“Hunger continues to be a major issue for many New Jersey families this year,” Secretary Fisher said. “The Community Food Pantry Fund check-off is a convenient way for taxpayers to donate and know that their money is going toward direct relief to those in need.” Last year, $33,495 was donated by taxpayers. For more about the State Food Purchase Program, www.nj.gov/agriculture/divisions/fn/fooddistrib/foodpurchaseprogram.html.
Filing accurately and earlier is easier than ever before for everyone, regardless of income, Treasurer Sidamon-Eristoff said.
“The Division of Taxation has assembled valuable information online that can make it quicker and less stressful to file a return correctly the first time,” he said.
To quickly link to New Jersey income tax resources go to Division of Taxation’s home page at www.state.nj.us/treasury/taxation/ and click on “Important Information for Tax Year 2011” at the top of the page. The site is open to taxpayers 24 hours a day, seven days a week. Visitors can access forms, instructions, and help guides as well as get answers to their questions. Filers also can avoid delays and penalties by using this checklist of frequently made tax mistakes: http://www.state.nj.us/treasury/taxation/pdf/2011ReturnPrep.pdf
“One common error is to assume that New Jersey and the Federal government use the same rules in determining income,” Sidamon-Eristoff said. “In many cases, the amount of taxable income for New Jersey purposes differs greatly from the Federal number.”
Like the federal government, Sidamon-Eristoff reminded taxpayers, New Jersey has an Earned Income Tax Credit that pays working families, either by increasing a refund check or providing a direct payment for low-income families with members who work.
“Most New Jersey residents who are eligible and file for a Federal earned income credit can also receive the New Jersey credit,” Treasurer Sidamon-Eristoff explained. “The New Jersey Earned Income Tax Credit, which can be as much as $1,150, reduces the amount of New Jersey tax due and may also give the filer a refund, even if they don’t owe any tax to the State.” Information on the NJEITC can be found at http://www.state.nj.us/treasury/taxation/eitcinfo.shtml
New Jersey also provides a number of ways that senior citizen (65 years or older) or disabled taxpayers can reduce their taxable income.
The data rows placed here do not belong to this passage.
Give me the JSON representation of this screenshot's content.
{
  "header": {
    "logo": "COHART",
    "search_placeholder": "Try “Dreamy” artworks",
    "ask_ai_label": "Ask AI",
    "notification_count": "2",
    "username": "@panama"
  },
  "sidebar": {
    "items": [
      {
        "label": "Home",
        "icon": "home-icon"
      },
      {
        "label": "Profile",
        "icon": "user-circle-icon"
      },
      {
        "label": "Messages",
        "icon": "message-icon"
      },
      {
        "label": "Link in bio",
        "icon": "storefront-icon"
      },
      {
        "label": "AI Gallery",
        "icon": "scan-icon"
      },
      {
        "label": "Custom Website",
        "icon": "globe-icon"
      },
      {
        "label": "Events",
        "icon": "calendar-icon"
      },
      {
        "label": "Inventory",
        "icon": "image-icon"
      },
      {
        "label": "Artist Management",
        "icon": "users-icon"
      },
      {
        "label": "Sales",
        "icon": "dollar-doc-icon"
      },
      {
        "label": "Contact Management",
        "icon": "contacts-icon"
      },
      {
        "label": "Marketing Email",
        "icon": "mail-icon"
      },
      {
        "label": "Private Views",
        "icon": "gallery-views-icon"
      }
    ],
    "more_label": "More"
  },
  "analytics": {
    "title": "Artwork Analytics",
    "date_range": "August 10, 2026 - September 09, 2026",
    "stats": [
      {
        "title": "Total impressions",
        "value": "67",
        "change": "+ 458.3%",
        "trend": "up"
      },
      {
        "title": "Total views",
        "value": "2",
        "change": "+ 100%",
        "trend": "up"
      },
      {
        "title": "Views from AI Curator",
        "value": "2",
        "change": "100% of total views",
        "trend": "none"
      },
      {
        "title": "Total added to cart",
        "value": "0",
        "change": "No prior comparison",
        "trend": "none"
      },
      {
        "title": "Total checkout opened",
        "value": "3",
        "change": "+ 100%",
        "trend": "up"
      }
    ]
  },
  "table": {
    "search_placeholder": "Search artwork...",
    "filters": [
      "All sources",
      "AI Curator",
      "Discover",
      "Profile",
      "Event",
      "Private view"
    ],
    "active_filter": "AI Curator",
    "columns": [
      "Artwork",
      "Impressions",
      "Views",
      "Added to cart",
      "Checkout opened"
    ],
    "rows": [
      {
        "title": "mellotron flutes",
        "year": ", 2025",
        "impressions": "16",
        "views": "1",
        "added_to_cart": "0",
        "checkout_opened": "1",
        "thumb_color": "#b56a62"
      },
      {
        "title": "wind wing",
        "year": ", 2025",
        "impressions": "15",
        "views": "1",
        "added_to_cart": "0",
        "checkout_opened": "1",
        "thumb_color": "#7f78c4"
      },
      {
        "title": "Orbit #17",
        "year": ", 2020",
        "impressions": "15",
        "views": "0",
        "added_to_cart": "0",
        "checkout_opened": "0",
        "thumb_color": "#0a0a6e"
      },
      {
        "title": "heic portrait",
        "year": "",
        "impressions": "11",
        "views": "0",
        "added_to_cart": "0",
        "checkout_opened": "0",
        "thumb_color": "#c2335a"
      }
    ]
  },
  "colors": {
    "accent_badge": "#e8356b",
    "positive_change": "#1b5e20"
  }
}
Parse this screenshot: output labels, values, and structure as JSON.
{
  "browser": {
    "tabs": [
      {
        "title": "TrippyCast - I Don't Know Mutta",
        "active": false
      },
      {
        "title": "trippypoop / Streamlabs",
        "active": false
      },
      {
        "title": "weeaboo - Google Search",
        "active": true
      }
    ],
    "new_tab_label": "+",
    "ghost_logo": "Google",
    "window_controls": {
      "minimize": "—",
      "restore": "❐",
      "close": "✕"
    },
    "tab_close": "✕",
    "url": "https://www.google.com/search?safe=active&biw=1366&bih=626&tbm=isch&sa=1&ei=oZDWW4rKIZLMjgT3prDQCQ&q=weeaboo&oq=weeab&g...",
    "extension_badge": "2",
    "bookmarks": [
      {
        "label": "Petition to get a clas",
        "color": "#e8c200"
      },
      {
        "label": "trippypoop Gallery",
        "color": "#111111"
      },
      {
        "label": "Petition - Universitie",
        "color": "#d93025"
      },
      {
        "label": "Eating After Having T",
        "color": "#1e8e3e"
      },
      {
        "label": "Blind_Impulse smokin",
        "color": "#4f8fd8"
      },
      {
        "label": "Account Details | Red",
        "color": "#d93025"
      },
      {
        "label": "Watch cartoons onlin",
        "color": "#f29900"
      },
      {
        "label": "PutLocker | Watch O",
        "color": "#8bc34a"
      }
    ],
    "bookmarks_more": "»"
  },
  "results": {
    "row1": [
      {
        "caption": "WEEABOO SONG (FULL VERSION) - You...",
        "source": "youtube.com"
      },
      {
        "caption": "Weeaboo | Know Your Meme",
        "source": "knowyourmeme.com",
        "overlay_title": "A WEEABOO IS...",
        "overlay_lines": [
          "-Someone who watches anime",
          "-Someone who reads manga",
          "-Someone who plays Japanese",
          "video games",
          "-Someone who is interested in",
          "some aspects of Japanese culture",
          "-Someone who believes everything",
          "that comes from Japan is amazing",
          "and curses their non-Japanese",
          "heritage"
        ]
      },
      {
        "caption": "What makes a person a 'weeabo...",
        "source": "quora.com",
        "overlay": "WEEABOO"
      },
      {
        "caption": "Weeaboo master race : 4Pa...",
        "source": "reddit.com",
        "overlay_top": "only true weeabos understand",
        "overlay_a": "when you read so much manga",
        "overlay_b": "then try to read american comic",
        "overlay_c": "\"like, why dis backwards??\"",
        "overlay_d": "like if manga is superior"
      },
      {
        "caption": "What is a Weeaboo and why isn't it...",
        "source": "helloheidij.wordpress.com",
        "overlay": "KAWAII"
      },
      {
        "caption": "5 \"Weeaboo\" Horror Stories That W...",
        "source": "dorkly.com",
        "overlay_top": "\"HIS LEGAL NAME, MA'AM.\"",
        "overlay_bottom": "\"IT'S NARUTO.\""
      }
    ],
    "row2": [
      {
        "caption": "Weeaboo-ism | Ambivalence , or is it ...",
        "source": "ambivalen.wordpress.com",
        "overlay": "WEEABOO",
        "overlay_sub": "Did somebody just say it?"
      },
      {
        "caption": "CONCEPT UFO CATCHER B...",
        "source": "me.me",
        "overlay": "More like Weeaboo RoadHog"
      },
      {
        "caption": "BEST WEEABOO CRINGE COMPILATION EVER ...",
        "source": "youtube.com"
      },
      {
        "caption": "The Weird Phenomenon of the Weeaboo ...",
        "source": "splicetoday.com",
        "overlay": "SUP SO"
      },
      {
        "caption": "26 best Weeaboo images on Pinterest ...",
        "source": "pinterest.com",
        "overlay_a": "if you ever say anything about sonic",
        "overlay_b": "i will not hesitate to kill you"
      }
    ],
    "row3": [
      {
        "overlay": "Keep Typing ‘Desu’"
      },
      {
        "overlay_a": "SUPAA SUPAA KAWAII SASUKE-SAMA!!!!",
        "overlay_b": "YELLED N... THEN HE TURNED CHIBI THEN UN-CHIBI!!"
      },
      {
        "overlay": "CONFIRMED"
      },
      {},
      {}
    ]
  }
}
Each can claim an additional exemption of $1,000. In addition, seniors and disabled taxpayers may be eligible for income exclusions which reduce their taxable income from pensions, annuities, IRAs, and other sources. Information on exemptions, exclusions, and other topics is available on the Division of Taxation’s Web site at http://www.state.nj.us/treasury/taxation/freqqiti.shtml
Taxpayers who need help completing their returns can contact the Division of Taxation’s Customer Service Center by calling (609) 292-6400. They can also visit one of the Division’s Regional Offices located throughout the State. A list of the offices, as well as directions to the locations, can be found on the Division’s Web site at www.state.nj.us/treasury/taxation/ot1.shtml
Taxation Regional Offices are located at the following addresses:
Camden............ 2 Riverside Drive, Suite 200
Fair Lawn........ 22-08 Route 208 South
Neptune........... 1828 West Lake Avenue, 3rd floor
Newark............. 124 Halsey Street, 2nd Floor
Northfield....... 1915-A New Road (Route 9)
Somerville...... 75 Veterans Memorial Drive East, Suite 103
Trenton............ 50 Barrack Street, 1st Floor Lobby
Division representatives are available by phone or in person 8:30 a.m. to 4:30 p.m., Monday through Friday. Taxpayers have until Tuesday, April 17, to file their 2011 returns and pay any tax due. Those who request an extension will have until October 15 to file their returns.